## BRIEF
Your answer must be every line of the data below that holds the string "number", copied exactly.
+-------+
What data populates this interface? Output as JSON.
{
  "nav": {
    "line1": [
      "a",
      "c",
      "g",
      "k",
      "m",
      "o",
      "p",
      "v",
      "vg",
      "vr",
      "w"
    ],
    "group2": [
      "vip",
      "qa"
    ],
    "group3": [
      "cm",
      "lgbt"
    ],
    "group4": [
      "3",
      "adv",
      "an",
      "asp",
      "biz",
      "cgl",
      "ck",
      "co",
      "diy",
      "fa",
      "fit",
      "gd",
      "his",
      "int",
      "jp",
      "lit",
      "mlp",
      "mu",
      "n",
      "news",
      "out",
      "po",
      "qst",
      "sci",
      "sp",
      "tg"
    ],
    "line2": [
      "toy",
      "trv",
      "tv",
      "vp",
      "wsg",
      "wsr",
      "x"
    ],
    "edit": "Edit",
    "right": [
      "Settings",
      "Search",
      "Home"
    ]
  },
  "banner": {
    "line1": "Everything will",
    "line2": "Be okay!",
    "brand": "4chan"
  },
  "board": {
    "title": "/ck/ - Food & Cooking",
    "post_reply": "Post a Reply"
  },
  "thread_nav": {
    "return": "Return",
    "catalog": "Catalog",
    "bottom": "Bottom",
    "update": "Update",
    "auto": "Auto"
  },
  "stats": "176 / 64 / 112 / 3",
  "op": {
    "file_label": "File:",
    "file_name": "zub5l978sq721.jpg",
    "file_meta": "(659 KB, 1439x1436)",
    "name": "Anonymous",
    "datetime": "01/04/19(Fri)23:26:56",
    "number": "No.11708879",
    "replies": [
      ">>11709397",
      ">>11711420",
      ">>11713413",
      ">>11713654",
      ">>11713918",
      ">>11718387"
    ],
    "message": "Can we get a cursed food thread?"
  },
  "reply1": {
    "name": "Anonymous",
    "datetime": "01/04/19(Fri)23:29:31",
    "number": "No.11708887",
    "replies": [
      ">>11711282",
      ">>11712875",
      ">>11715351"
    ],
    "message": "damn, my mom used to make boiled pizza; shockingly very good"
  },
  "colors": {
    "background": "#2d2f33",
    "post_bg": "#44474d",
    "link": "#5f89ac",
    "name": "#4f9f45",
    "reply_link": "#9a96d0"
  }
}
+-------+
## SOLVED EXERCISE
    "number": "No.11708879",
    "number": "No.11708887",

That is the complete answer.